LaVista Bill, mounted Customs inspector and terror of Southwest Border contrabandistas, takes a bead on an armed “Rumrunner” with his trusty Colt New Service Target model in .45 Colt.



The Colt New Service was introduced in 1898 and was Colt’s largest DA revolver until production ceased in 1944.  It was a favorite of target shooters and lawmen and could be had in calibers ranging from .38 Long to .476 Eley.



In the photo is Patrol Inspector Charlie Askins, who was the first Border Patrol firearms instructor in the mid-1930’s.  He favored the New Service and carried custom adjustable sighted models in both .44-40 and .45 Colt.



The adjustable rear sight on the Target model was low profile and it and the top strap were sandblasted to reduce glare.  The sight could be adjusted for windage only and graduation marks were cut into the top strap to help in lining up the sight properly.

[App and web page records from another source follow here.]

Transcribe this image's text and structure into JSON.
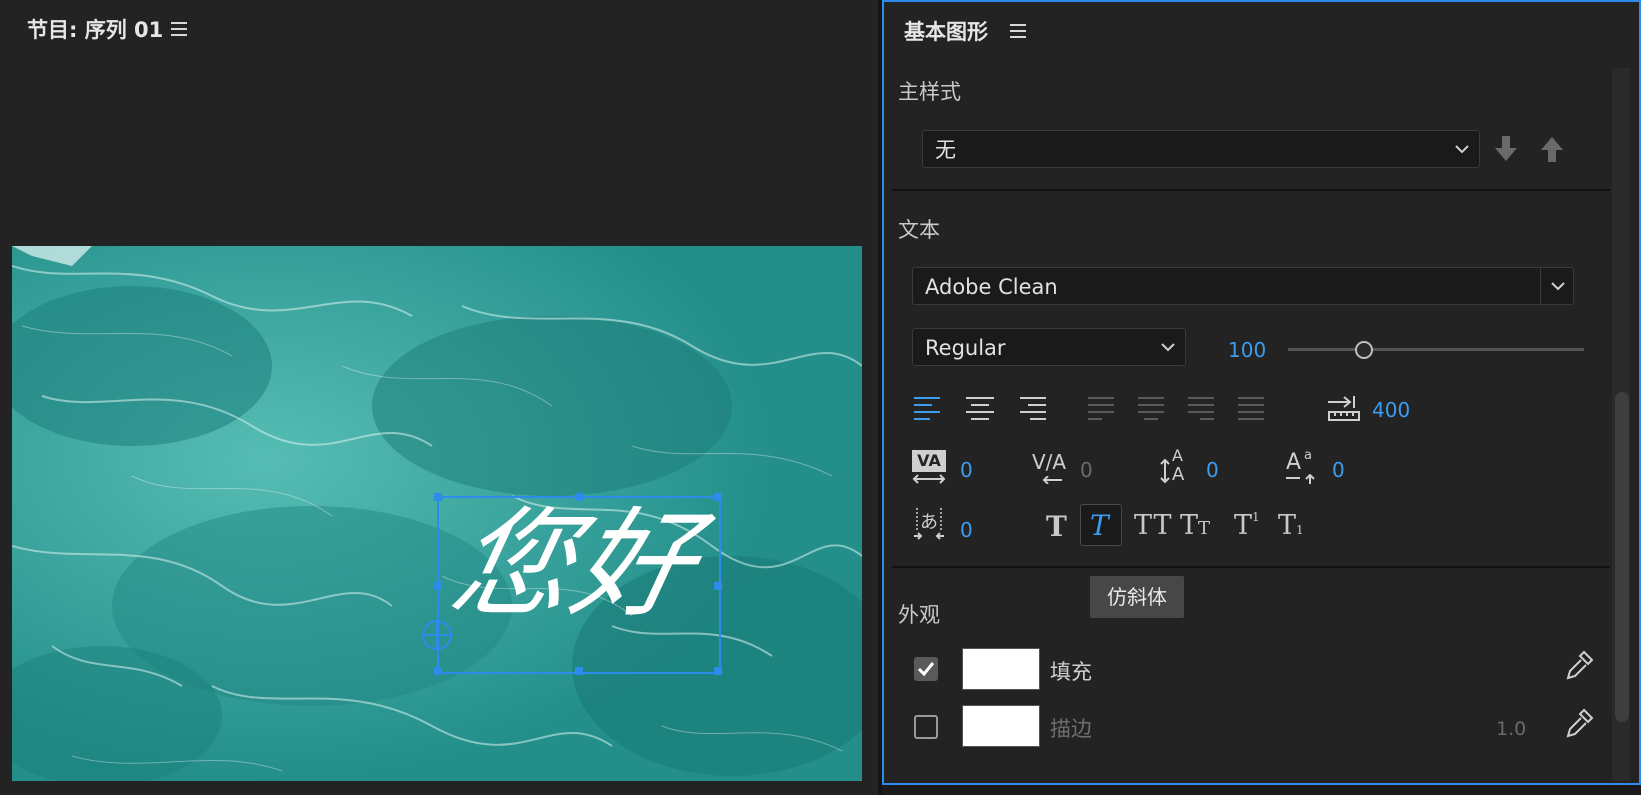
{
  "program_monitor": {
    "title": "节目: 序列 01",
    "title_text": "您好"
  },
  "essential_graphics": {
    "title": "基本图形",
    "master_style": {
      "label": "主样式",
      "value": "无"
    },
    "text_section": {
      "label": "文本",
      "font": "Adobe Clean",
      "style": "Regular",
      "font_size": "100",
      "font_size_level": 0.25,
      "tab_width": "400",
      "tracking": "0",
      "kerning": "0",
      "leading": "0",
      "baseline_shift": "0",
      "tsume": "0"
    },
    "tooltip": "仿斜体",
    "appearance": {
      "label": "外观",
      "fill_label": "填充",
      "fill_checked": true,
      "stroke_label": "描边",
      "stroke_checked": false,
      "stroke_width": "1.0"
    },
    "colors": {
      "accent": "#2d8ceb",
      "value_blue": "#3b9cf0"
    }
  }
}
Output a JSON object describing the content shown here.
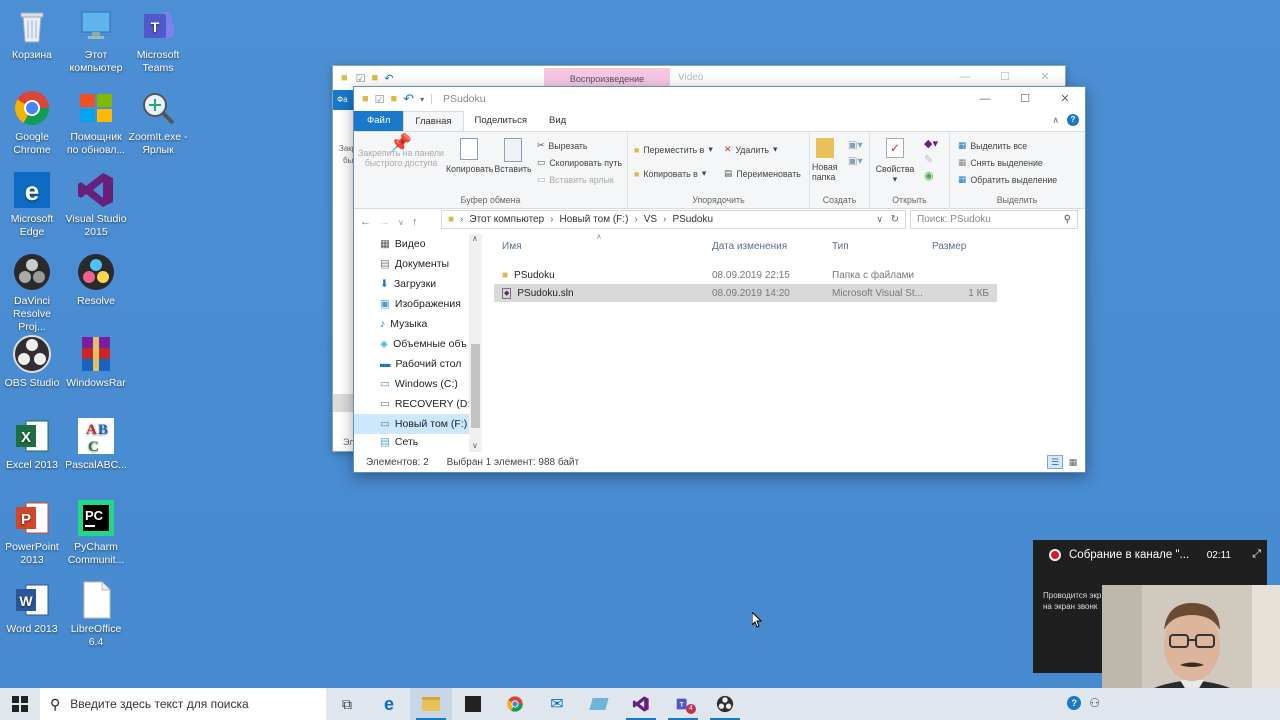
{
  "desktop": {
    "icons": [
      {
        "label": "Корзина",
        "icon": "recycle-bin-icon"
      },
      {
        "label": "Этот компьютер",
        "icon": "this-pc-icon"
      },
      {
        "label": "Microsoft Teams",
        "icon": "teams-icon"
      },
      {
        "label": "Google Chrome",
        "icon": "chrome-icon"
      },
      {
        "label": "Помощник по обновл...",
        "icon": "update-assistant-icon"
      },
      {
        "label": "ZoomIt.exe - Ярлык",
        "icon": "zoomit-icon"
      },
      {
        "label": "Microsoft Edge",
        "icon": "edge-icon"
      },
      {
        "label": "Visual Studio 2015",
        "icon": "visual-studio-icon"
      },
      {
        "label": "DaVinci Resolve Proj...",
        "icon": "davinci-project-icon"
      },
      {
        "label": "Resolve",
        "icon": "resolve-icon"
      },
      {
        "label": "OBS Studio",
        "icon": "obs-icon"
      },
      {
        "label": "WindowsRar",
        "icon": "winrar-icon"
      },
      {
        "label": "Excel 2013",
        "icon": "excel-icon"
      },
      {
        "label": "PascalABC...",
        "icon": "pascalabc-icon"
      },
      {
        "label": "PowerPoint 2013",
        "icon": "powerpoint-icon"
      },
      {
        "label": "PyCharm Communit...",
        "icon": "pycharm-icon"
      },
      {
        "label": "Word 2013",
        "icon": "word-icon"
      },
      {
        "label": "LibreOffice 6.4",
        "icon": "libreoffice-icon"
      }
    ]
  },
  "back_window": {
    "tab_label": "Воспроизведение",
    "title": "Video",
    "side_labels": [
      "Фа",
      "Закр",
      "бы",
      "Эл"
    ]
  },
  "explorer": {
    "title": "PSudoku",
    "tabs": {
      "file": "Файл",
      "home": "Главная",
      "share": "Поделиться",
      "view": "Вид"
    },
    "ribbon": {
      "clipboard": {
        "name": "Буфер обмена",
        "pin": "Закрепить на панели быстрого доступа",
        "copy": "Копировать",
        "paste": "Вставить",
        "cut": "Вырезать",
        "copy_path": "Скопировать путь",
        "paste_shortcut": "Вставить ярлык"
      },
      "organize": {
        "name": "Упорядочить",
        "move_to": "Переместить в",
        "copy_to": "Копировать в",
        "delete": "Удалить",
        "rename": "Переименовать"
      },
      "new": {
        "name": "Создать",
        "new_folder": "Новая папка"
      },
      "open": {
        "name": "Открыть",
        "properties": "Свойства"
      },
      "select": {
        "name": "Выделить",
        "select_all": "Выделить все",
        "select_none": "Снять выделение",
        "invert": "Обратить выделение"
      }
    },
    "address": {
      "parts": [
        "Этот компьютер",
        "Новый том (F:)",
        "VS",
        "PSudoku"
      ],
      "search_placeholder": "Поиск: PSudoku"
    },
    "nav": [
      {
        "label": "Видео",
        "icon": "video-icon"
      },
      {
        "label": "Документы",
        "icon": "documents-icon"
      },
      {
        "label": "Загрузки",
        "icon": "downloads-icon"
      },
      {
        "label": "Изображения",
        "icon": "pictures-icon"
      },
      {
        "label": "Музыка",
        "icon": "music-icon"
      },
      {
        "label": "Объемные объ",
        "icon": "3d-objects-icon"
      },
      {
        "label": "Рабочий стол",
        "icon": "desktop-icon"
      },
      {
        "label": "Windows (C:)",
        "icon": "drive-icon"
      },
      {
        "label": "RECOVERY (D:)",
        "icon": "drive-icon"
      },
      {
        "label": "Новый том (F:)",
        "icon": "drive-icon",
        "selected": true
      },
      {
        "label": "Сеть",
        "icon": "network-icon"
      }
    ],
    "columns": {
      "name": "Имя",
      "modified": "Дата изменения",
      "type": "Тип",
      "size": "Размер"
    },
    "files": [
      {
        "name": "PSudoku",
        "modified": "08.09.2019 22:15",
        "type": "Папка с файлами",
        "size": "",
        "icon": "folder-icon"
      },
      {
        "name": "PSudoku.sln",
        "modified": "08.09.2019 14:20",
        "type": "Microsoft Visual St...",
        "size": "1 КБ",
        "icon": "vs-solution-icon",
        "selected": true
      }
    ],
    "status": {
      "count": "Элементов: 2",
      "selection": "Выбран 1 элемент: 988 байт"
    }
  },
  "taskbar": {
    "search_placeholder": "Введите здесь текст для поиска",
    "teams_badge": "4"
  },
  "teams_popup": {
    "title": "Собрание в канале \"...",
    "time": "02:11",
    "message_line1": "Проводится экр",
    "message_line2": "на экран звонк"
  },
  "colors": {
    "desktop": "#4a8ad0",
    "accent": "#1979ca",
    "selection": "#cce8ff",
    "record": "#e81123"
  }
}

Shown in a leather rig from El Paso Saddlery, the New Service was a favorite of the U.S. Border Patrol and Customs officers.  On the holster are replicas of the 1st USBP badge and an early Customs Mounted Inspector badge.



Test shooting was done from the bench on a sandbag at 25 yards.  The author used Winchester Cowboy loads to try out the New Service Target and they proved to be very accurate and pleasant to shoot.



Here you can see the 5-shot groups fired from the bench, single-action.  The group on the lower left measured just over an inch and the rest ran 2-3 inches; the gun was definitely more capable than the shooter!